Another day you sit down with your back to a tree, a raccoon happens by, you catch eyes, you sniff each other out and you feel akin. You watch a trio of wild turkeys chasing off a pair of spotted fawns and you wonder what’s gotten into them just as if they were human and you can get inside their heads. You see a raven gliding like a weightless statue through the limbs of the redwood forest and you know he’s feeling mighty special; he’s doing what he was born to do and knows it all the way to the tips of his wings.
You crank up your chainsaw, fell a fat old granddaddy Doug fir and you know you’ve killed it and you know it knows.

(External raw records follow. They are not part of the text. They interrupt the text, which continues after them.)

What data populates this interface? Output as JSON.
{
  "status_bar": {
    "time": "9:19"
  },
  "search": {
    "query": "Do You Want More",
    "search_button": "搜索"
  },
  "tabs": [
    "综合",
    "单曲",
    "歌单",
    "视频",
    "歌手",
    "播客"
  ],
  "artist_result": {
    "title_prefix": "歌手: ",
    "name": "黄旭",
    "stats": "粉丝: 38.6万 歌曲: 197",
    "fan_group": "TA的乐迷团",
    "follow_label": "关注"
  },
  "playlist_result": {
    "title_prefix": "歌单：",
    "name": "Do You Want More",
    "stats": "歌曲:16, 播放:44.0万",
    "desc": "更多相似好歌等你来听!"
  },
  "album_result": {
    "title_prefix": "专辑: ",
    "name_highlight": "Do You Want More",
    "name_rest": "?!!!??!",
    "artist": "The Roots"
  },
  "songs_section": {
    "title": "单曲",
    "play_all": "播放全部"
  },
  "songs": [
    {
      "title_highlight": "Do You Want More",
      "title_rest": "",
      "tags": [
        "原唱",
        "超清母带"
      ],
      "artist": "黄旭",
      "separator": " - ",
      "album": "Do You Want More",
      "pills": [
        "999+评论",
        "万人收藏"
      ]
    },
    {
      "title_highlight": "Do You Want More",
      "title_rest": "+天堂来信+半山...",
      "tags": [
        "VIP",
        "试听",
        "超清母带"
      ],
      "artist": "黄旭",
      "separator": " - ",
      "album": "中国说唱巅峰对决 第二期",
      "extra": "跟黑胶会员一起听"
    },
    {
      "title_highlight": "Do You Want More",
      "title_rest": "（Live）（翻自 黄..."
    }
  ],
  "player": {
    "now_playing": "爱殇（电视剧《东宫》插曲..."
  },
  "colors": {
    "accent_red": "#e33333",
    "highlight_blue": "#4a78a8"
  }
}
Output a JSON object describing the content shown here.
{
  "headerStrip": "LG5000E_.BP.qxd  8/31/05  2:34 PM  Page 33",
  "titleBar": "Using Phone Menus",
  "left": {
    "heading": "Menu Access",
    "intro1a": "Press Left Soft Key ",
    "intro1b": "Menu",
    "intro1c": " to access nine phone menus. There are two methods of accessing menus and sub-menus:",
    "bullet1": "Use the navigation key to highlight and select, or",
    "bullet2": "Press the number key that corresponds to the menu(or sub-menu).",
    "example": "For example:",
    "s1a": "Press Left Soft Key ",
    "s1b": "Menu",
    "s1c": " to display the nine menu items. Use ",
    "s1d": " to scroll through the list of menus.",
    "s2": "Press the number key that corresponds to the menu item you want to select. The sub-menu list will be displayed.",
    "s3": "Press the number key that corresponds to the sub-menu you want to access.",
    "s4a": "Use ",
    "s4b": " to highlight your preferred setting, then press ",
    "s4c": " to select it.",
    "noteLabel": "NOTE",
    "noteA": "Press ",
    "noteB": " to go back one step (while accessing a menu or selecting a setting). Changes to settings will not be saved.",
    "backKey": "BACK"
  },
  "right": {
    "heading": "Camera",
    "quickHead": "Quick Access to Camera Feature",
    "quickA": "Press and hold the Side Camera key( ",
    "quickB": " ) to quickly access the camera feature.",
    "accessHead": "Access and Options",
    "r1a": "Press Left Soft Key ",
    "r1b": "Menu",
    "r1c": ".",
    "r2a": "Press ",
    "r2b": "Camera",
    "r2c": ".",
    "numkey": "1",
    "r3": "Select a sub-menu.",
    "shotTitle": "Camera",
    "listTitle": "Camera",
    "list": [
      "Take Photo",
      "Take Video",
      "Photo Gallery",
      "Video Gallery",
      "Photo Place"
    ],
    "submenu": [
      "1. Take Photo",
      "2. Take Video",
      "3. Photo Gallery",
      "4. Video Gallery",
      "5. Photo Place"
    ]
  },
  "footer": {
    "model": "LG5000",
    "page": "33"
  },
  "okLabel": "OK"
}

The other trees know it, too, especially the ones you’ve put to swinging and shedding limbs. The animals in the canyon know what you’ve done, some freezing and cocking an ear, others taking flight. Once the commotion is over and your tree has settled into its bed, you feel compelled to put the giant’s wood to good use, to not waste its sacrifice, that’s what you do. Always. Since it’s so obvious there’s no waste in nature — life eats life so life can live — death is everywhere and nowhere at the same time; one end of a broken limb buried under a carpet of limbs, the dirt underneath the bones of our ancestors. With the seasons it becomes more and more difficult to not see yourself as made for this wondrous and yet totally oblivious planet and not by any stretch the other way around. To you the notion of humans ever colonizing Mars is stark raving madness. It’s Mad Scientists with a bottomless pit of money to incinerate — crazed two-legged laboratory rats spouting calculus.
This is it, nature makes plain, so make the best of it if you can. We’re not wrong to value human life above all others — we’re wrong when we don’t. We’re also wrong when we think that quail are not partial to quail, or steelhead partial to steelhead, or that all species are, exactly like us, doing the best with what they’ve got. The way bees and flowers live in symbiosis, so it goes with all life and un-life, each in all and all in each, timeless relationships hidden from frail fleeting objects, and that goes for you, too, and you get it. It humbles you and yet emboldens you to look further. As your understanding deepens and your daily experiences reaffirm your convictions, your workdays become like prayers.
So a woodsman needs human company to keep a hold of his humanity. Hermits go crazy for a reason, and it isn’t difficult to guess why. And what better human company is there for you — putting aside family, of course — than those who live as you live and see as you see? When a tale about a peculiar bit of animal behavior causes the roadhouse to fill with them, how can you be in the wrong place? When you’re a young writer, student and pilgrim and most always there’s somebody willing to go you one better, or to show you where you’re wrong, how sweet is that? The beer, music, conversation and laughter proves you’re not just another rabbit or crow, fox or coyote, tipping tree or tumbling rock.
So while over the years my wife and sons suffered some for it, they also benefited I do believe. By acting a little crazy I kept from going insane.
From Hauling Horses, a work in progress.